One day, mid-afternoon on a brisk, sunny fall day, I find myself walking through the bushes. The main foot and bike trail veers off and a small dirt path runs along the water, behind some overgrown fields and into a deeper brush. The sun beats overhead, and I walk along the retaining wall which plunges deep into the dark blue Georgian Bay. I have my iPod buds in my ears and I walk briskly along the dirt path, enjoying the music, enjoying the day, enjoying the solitude and sunshine.
Where the retaining wall comes to an end in a twist of broken concrete and corrugated iron, the dirt path veers into the bushes. I've walked this trail a thousand times before. It's low-traffic, and isolated.
Voices. Over the music I can hear them. Slipping my hand into my coat pocket, I turn the volume way down. There's about four of them. Male voices. Laughing boisterously.
From this vantage point, I know I'm not visible from the road. Out here, they wouldn't find my body for days. I slow my pace and consider my position. Keeping to the trail will bring me right into their line of vision.
I could cut through the brush.
No good. I risk drawing more attention to myself by snapping twigs. Besides, I have a better chance on the trail if I have to make a run for it.
My heartbeat echoes in my ears as blood pumps faster and faster. I'm getting closer to where they sit on the half-broken picnic table, moved to the water months previous.
Walking by, I pretend like my iPod is still on. I sense them gazing in my direction, and I make eye contact for the briefest moment.
"Hello!" I nod my head slightly, in the slightest gesture of assent. My feet want to break into a run, but I force them to maintain their steady pace.

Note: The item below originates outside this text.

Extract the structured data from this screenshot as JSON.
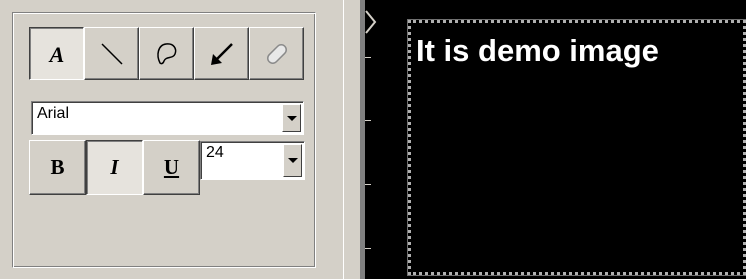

"I said 'hello!"
Look again. "uh.... hi." Keep walking, keep moving. My stomach is clenching, and flashes of grotesque images start to flash in my brain. The trail has curved, I've passed them now. My back is to the group. I can hear muttering and chuckles. My ears, half-functioning at the best of times, are now acutely aware of the sounds around me. I listen for footsteps approaching behind me. I don't dare look back.
The trail takes another turn, and I know, from having walked this dirt path numerous times before never having met a soul along the way, that I'm out of their line of sight. It's now that I allow myself to break into a full-run, feet slamming the dirt path, dodging rocks and roots, slipping on leaves, until I find myself back on the paved bicycle trail, the one that follows along the main road, safely visible to the cars that whizz by.
Bent double, I struggle to catch my breath. Did I over-react or did I just escape a potentially life-threatening situation? I'll never know.
That was last fall.